“It has been a pleasure to meet participants of Mission Discovery at the University of the West of Scotland this week. The students have really impressed me during the week-long endeavour with their innovative and creative ideas, and it has been great to see the University supporting so many students onto the programme."Tony Antonelli, former NASA astronaut
"It is an incredible opportunity to have your idea used as an experiment on the International Space Station, and it’s been fascinating to watch the ideas develop over the last few days. A huge well done must go to all involved.”
Chris Barber, Founder of the International Space School Education Trust (ISSET), said: “It has been a full-on but exciting week for the students taking part in Mission Discovery. The programme gives young people the chance to learn a range of life-long skills from NASA and its approach to developing leadership, team building and personal development as well as fostering interest in science and research. It’s an amazing opportunity for these young people to have their ideas carried out in space by astronauts as they orbit the earth.”
Professor Craig Mahoney, Principal and Vice-Chancellor of the University of the West of Scotland, said: “Congratulations to all pupils and students who were involved in this week’s UWS Mission Discovery space school at our Paisley campus. A special well done must also go to the winning team, Orbit, with their creative idea to investigate to effects of microgravity on the degradation of Vitamin C in space.
“The UWS Mission Discovery programme is a unique and inspiring chance for participants to meet, learn from, and work alongside a NASA astronaut and leading NASA, ISSET and UWS scientists. At UWS, we are committed to developing and encouraging the best talent in STEM-related subjects and this inspirational week has certainly demonstrated the vast and exciting career opportunities STEM subjects can present.”UWS Principal Prof Craig Mahoney
This week’s event comes after UWS announced in February its official partnership with the International Space School Education Trust, which will see three world-leading UWS PhD research projects addressing health and sustainability being carried out on the International Space Station.

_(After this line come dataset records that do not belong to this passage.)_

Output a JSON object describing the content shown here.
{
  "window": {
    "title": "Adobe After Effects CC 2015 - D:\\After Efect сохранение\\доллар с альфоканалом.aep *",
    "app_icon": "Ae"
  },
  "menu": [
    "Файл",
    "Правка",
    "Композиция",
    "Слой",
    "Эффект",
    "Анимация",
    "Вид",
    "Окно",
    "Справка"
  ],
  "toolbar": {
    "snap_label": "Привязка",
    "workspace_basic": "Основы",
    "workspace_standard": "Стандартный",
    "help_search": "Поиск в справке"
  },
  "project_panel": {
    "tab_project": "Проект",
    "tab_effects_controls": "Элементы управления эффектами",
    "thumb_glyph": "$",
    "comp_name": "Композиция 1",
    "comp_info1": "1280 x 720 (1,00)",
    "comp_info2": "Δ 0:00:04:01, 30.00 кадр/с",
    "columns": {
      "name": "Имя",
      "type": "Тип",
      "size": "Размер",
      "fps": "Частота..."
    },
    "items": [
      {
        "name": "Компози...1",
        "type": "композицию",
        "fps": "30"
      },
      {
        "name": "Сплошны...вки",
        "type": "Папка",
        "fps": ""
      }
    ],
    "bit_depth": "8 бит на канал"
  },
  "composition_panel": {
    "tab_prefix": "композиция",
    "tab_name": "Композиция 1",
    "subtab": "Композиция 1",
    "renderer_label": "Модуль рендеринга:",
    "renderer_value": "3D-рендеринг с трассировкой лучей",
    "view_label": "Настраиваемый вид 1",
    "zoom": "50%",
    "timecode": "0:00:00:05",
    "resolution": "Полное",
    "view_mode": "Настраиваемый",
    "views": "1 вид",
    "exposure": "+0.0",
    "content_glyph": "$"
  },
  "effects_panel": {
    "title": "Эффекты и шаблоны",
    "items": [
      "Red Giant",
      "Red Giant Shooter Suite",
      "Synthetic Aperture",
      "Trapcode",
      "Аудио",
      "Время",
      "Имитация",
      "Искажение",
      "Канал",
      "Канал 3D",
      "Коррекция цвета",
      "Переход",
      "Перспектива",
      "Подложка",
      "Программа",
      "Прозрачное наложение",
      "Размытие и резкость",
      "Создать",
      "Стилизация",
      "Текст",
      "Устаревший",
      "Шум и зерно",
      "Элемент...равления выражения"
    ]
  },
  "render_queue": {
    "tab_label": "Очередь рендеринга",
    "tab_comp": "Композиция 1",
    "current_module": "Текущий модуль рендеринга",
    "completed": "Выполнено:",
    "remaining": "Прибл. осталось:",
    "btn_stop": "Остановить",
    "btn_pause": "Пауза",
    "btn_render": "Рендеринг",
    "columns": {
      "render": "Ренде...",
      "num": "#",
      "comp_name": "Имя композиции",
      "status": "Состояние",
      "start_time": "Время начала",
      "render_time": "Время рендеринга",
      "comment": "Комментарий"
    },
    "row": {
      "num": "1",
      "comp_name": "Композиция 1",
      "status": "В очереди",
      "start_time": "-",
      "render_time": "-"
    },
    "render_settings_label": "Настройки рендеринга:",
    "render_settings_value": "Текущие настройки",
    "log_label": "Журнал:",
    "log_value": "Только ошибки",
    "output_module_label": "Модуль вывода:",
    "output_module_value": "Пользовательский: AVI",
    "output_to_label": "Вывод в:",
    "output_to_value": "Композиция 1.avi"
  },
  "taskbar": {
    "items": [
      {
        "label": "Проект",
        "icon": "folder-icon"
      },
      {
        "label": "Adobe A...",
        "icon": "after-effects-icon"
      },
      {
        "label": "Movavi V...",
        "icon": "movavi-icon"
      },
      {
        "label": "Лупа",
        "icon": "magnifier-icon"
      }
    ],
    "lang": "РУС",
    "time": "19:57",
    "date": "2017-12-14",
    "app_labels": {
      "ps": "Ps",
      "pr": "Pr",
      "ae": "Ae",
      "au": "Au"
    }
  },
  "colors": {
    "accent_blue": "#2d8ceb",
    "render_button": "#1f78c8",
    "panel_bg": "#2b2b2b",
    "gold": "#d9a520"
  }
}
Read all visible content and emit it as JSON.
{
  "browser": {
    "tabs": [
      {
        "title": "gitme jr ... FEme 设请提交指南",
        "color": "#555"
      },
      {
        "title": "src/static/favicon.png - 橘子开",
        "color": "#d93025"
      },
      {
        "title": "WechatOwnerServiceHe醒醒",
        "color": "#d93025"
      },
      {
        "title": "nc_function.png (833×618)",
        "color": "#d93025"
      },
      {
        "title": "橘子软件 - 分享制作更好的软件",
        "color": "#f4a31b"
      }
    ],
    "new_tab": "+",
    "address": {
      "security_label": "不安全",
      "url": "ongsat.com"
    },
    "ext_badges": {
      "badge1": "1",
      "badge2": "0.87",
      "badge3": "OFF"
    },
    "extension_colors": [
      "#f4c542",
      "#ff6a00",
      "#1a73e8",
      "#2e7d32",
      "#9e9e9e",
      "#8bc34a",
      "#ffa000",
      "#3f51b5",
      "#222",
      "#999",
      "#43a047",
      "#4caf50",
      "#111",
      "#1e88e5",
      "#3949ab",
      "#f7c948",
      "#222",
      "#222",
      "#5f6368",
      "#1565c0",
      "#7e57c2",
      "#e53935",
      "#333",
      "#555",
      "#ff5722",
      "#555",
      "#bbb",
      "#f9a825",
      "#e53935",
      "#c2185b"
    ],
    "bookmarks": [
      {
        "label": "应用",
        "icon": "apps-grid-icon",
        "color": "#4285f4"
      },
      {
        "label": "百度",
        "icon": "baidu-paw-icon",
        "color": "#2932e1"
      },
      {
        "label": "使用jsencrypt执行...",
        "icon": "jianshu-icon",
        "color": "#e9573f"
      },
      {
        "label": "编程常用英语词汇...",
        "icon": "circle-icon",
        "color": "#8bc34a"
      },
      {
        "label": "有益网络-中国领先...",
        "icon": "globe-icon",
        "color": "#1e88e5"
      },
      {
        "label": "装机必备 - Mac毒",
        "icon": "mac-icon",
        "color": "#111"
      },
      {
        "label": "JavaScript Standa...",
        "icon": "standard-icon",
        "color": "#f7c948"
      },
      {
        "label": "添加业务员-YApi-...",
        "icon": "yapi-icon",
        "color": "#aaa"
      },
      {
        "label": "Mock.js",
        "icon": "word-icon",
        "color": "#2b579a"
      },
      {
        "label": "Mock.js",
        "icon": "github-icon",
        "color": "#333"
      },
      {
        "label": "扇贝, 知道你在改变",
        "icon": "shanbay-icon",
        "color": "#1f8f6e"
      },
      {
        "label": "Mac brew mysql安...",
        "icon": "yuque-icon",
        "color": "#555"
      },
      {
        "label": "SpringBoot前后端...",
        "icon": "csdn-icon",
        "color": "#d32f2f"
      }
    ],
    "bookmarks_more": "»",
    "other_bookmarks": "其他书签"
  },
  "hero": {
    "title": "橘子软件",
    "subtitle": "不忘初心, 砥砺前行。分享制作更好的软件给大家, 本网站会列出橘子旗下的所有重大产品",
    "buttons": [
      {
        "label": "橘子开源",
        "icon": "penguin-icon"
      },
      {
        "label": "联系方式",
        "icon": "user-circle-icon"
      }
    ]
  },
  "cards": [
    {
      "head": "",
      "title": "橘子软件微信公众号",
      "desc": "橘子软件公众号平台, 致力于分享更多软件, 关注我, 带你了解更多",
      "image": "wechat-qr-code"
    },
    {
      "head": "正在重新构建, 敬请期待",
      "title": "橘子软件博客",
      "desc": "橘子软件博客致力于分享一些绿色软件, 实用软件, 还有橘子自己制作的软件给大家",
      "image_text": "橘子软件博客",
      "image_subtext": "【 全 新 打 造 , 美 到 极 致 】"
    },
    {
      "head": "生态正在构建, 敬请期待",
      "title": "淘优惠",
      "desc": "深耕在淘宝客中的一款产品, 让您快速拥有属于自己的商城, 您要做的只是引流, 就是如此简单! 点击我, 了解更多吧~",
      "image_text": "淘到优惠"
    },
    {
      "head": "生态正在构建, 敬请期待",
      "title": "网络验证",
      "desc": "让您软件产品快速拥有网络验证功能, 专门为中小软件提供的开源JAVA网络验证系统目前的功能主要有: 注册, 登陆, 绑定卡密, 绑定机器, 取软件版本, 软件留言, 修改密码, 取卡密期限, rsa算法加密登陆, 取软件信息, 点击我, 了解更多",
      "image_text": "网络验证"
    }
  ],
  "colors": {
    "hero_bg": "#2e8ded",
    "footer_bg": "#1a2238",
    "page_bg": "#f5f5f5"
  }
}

The initiative gives the University and its PhD students the opportunity to collaborate with NASA and other American academic institutions, enabling them to apply their research and expertise to tackle challenges faced on Earth and in space.